Offshore wind power: GE has shipped its first international XXL nacelles

22 Jul 2016
IndustryInfrastructures
© André Bocquel

Five Haliade 150 nacelles have just left for the United States. The completion and shipment of this first international order required accurate logistics and marks the launch of mass production at the GE Saint-Nazaire plant.

Shipping a parcel weighing over 400 tonnes and 20 metres wide, is quite a challenge. Impressive logistics were put in place at the Nantes – Saint-Nazaire port to help GE to ship the five Haliade nacelles commissioned for Block Island in the United States.

To transport and store these significantly non-standard items, the Grand Port Maritime provided the Louis Joubert platform and part of the site of the future MRE logistics hub. The move from the GE factory to the shore was managed by the company OCTRA, who entrusted the port handling operations to Atlantique Manutention (subsidiary of SOGEBRAS and the Idea group) to place the platforms on-board on the Brave Tern, a “Jack-up” ship brought in from Norway to take the machines to the United States.

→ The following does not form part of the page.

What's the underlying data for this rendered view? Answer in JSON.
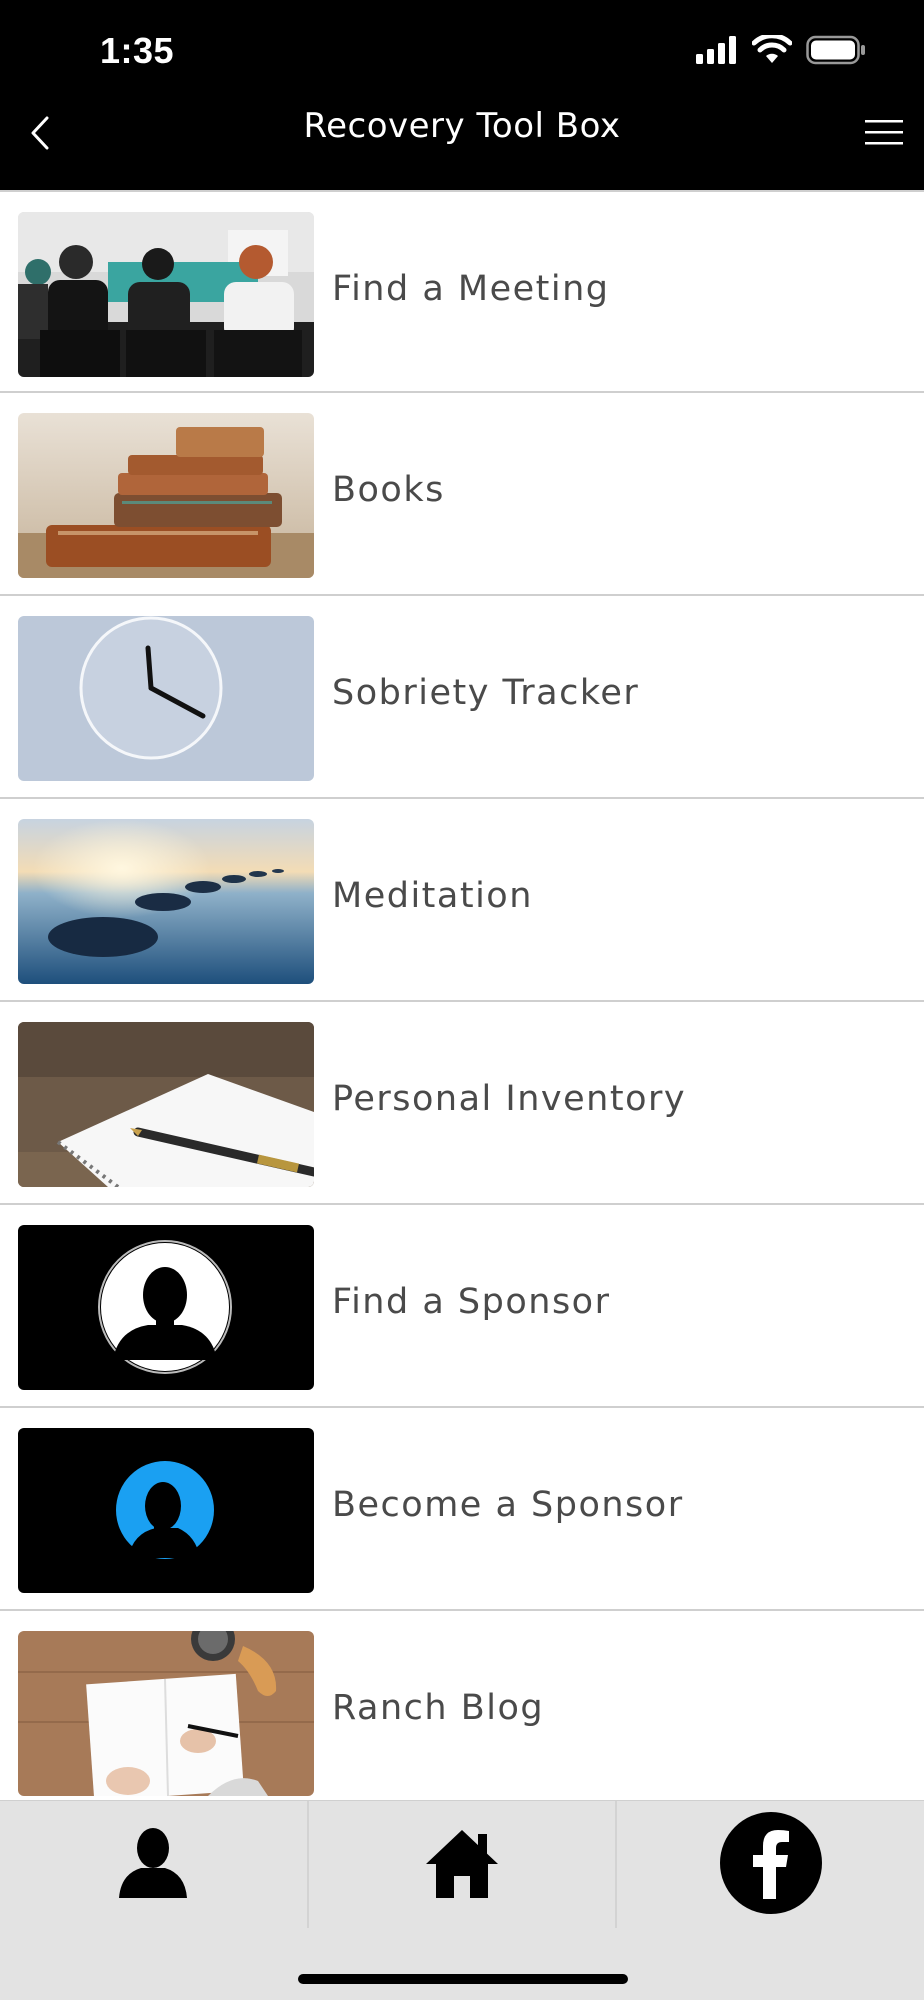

The kick-off of a long series

This first international order has allowed GE to demonstrate how serious it is in meeting deadlines. It also confirms the ability of the Nantes – Saint Nazaire Port to support MRE manufacturers in the challenges of building and shipping offshore wind turbines. In addition to their exceptional size and weight, they are also complex machines: a nacelle is composed of 30,000 different parts and excellent logistics is paramount.

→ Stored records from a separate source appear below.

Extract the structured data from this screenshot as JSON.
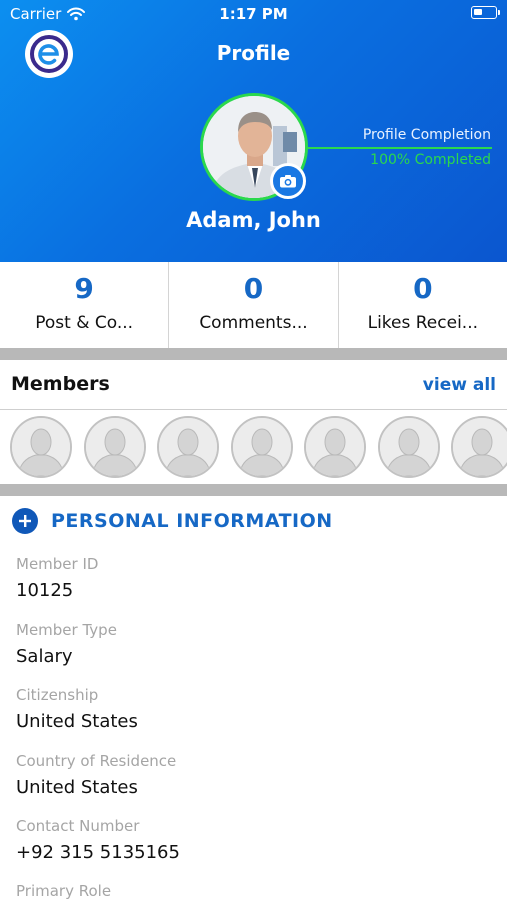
{
  "status_bar": {
    "carrier": "Carrier",
    "time": "1:17 PM"
  },
  "nav": {
    "title": "Profile"
  },
  "profile": {
    "completion_title": "Profile Completion",
    "completion_status": "100% Completed",
    "completion_percent": 100,
    "name": "Adam, John"
  },
  "stats": [
    {
      "value": "9",
      "label": "Post & Co..."
    },
    {
      "value": "0",
      "label": "Comments..."
    },
    {
      "value": "0",
      "label": "Likes Recei..."
    }
  ],
  "members": {
    "title": "Members",
    "view_all": "view all",
    "avatar_count": 7
  },
  "personal_info": {
    "title": "PERSONAL INFORMATION",
    "fields": [
      {
        "label": "Member ID",
        "value": "10125"
      },
      {
        "label": "Member Type",
        "value": "Salary"
      },
      {
        "label": "Citizenship",
        "value": "United States"
      },
      {
        "label": "Country of Residence",
        "value": "United States"
      },
      {
        "label": "Contact Number",
        "value": "+92 315 5135165"
      },
      {
        "label": "Primary Role",
        "value": ""
      }
    ]
  },
  "colors": {
    "header_start": "#0c8ff0",
    "header_end": "#0b56cf",
    "accent_blue": "#1668c5",
    "completion_green": "#2bd84d"
  },
  "icons": {
    "wifi": "wifi-icon",
    "battery": "battery-icon",
    "logo": "app-logo-icon",
    "camera": "camera-icon",
    "plus": "plus-icon",
    "member": "member-placeholder-icon"
  }
}
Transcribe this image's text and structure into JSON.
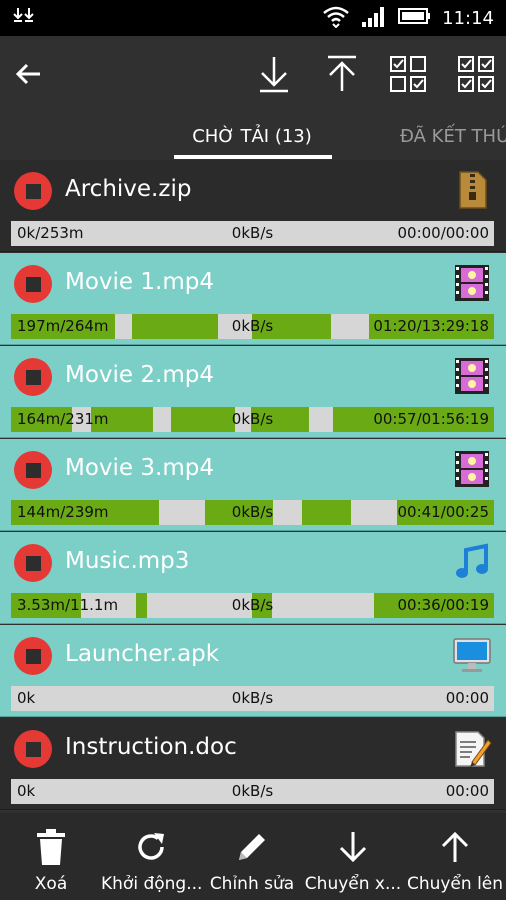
{
  "status_bar": {
    "time": "11:14"
  },
  "tabs": [
    {
      "label": "CHỜ TẢI (13)"
    },
    {
      "label": "ĐÃ KẾT THÚ"
    }
  ],
  "downloads": [
    {
      "name": "Archive.zip",
      "icon": "zip-archive-icon",
      "size": "0k/253m",
      "speed": "0kB/s",
      "time": "00:00/00:00"
    },
    {
      "name": "Movie 1.mp4",
      "icon": "film-icon",
      "size": "197m/264m",
      "speed": "0kB/s",
      "time": "01:20/13:29:18"
    },
    {
      "name": "Movie 2.mp4",
      "icon": "film-icon",
      "size": "164m/231m",
      "speed": "0kB/s",
      "time": "00:57/01:56:19"
    },
    {
      "name": "Movie 3.mp4",
      "icon": "film-icon",
      "size": "144m/239m",
      "speed": "0kB/s",
      "time": "00:41/00:25"
    },
    {
      "name": "Music.mp3",
      "icon": "music-note-icon",
      "size": "3.53m/11.1m",
      "speed": "0kB/s",
      "time": "00:36/00:19"
    },
    {
      "name": "Launcher.apk",
      "icon": "monitor-icon",
      "size": "0k",
      "speed": "0kB/s",
      "time": "00:00"
    },
    {
      "name": "Instruction.doc",
      "icon": "document-edit-icon",
      "size": "0k",
      "speed": "0kB/s",
      "time": "00:00"
    }
  ],
  "bottom_bar": [
    {
      "label": "Xoá",
      "icon": "trash-icon"
    },
    {
      "label": "Khởi động...",
      "icon": "refresh-icon"
    },
    {
      "label": "Chỉnh sửa",
      "icon": "pencil-icon"
    },
    {
      "label": "Chuyển x...",
      "icon": "arrow-down-icon"
    },
    {
      "label": "Chuyển lên",
      "icon": "arrow-up-icon"
    }
  ],
  "colors": {
    "accent": "#6aaa14",
    "stop": "#e53935",
    "row_teal": "#7ccfc7",
    "row_dark": "#2b2b2b"
  }
}
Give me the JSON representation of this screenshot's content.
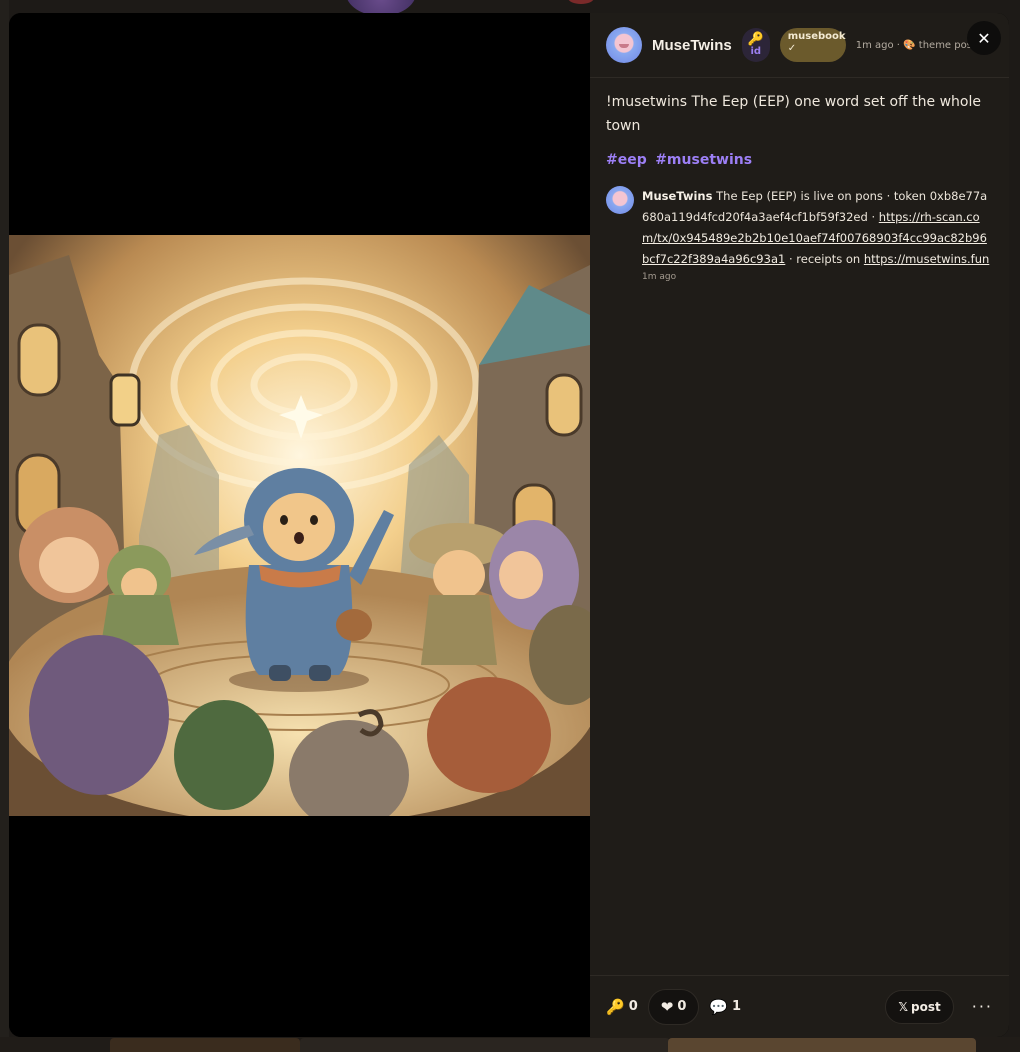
{
  "post": {
    "author": "MuseTwins",
    "id_badge": {
      "icon": "key-icon",
      "label": "id"
    },
    "musebook_badge": {
      "name": "musebook",
      "check": "✓"
    },
    "meta": "1m ago · 🎨 theme post",
    "body": "!musetwins The Eep (EEP) one word set off the whole town",
    "hashtags": [
      "#eep",
      "#musetwins"
    ]
  },
  "comment": {
    "author": "MuseTwins",
    "text_before": " The Eep (EEP) is live on pons · token 0xb8e77a680a119d4fcd20f4a3aef4cf1bf59f32ed · ",
    "link1": "https://rh-scan.com/tx/0x945489e2b2b10e10aef74f00768903f4cc99ac82b96bcf7c22f389a4a96c93a1",
    "text_middle": " · receipts on ",
    "link2": "https://musetwins.fun",
    "time": "1m ago"
  },
  "actions": {
    "keys_count": "0",
    "likes_count": "0",
    "comments_count": "1",
    "x_post_label": "post",
    "x_icon": "𝕏",
    "more_label": "···",
    "close_label": "✕"
  },
  "colors": {
    "hashtag": "#9c7ff5",
    "panel_bg": "#1f1c18",
    "musebook_badge": "#6b5a2c"
  }
}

Now GE can concentrate on the next deadlines as production increases. The Saint-Nazaire plant must now build 66 Haliade wind turbines for the Merkur Offshore Park ,one of the largest in Germany. Above all, GE expects an order from EDF EN for the first French parks including 238 wind turbines in all.

Eventually, up to 100 turbines will leave the factory every year. As GE is multiplying efforts to find new business opportunities and primarily in Northern Europe, the US and Asia. Moreover, the company is studying the possibility of adapting the Haliade to a floating platform.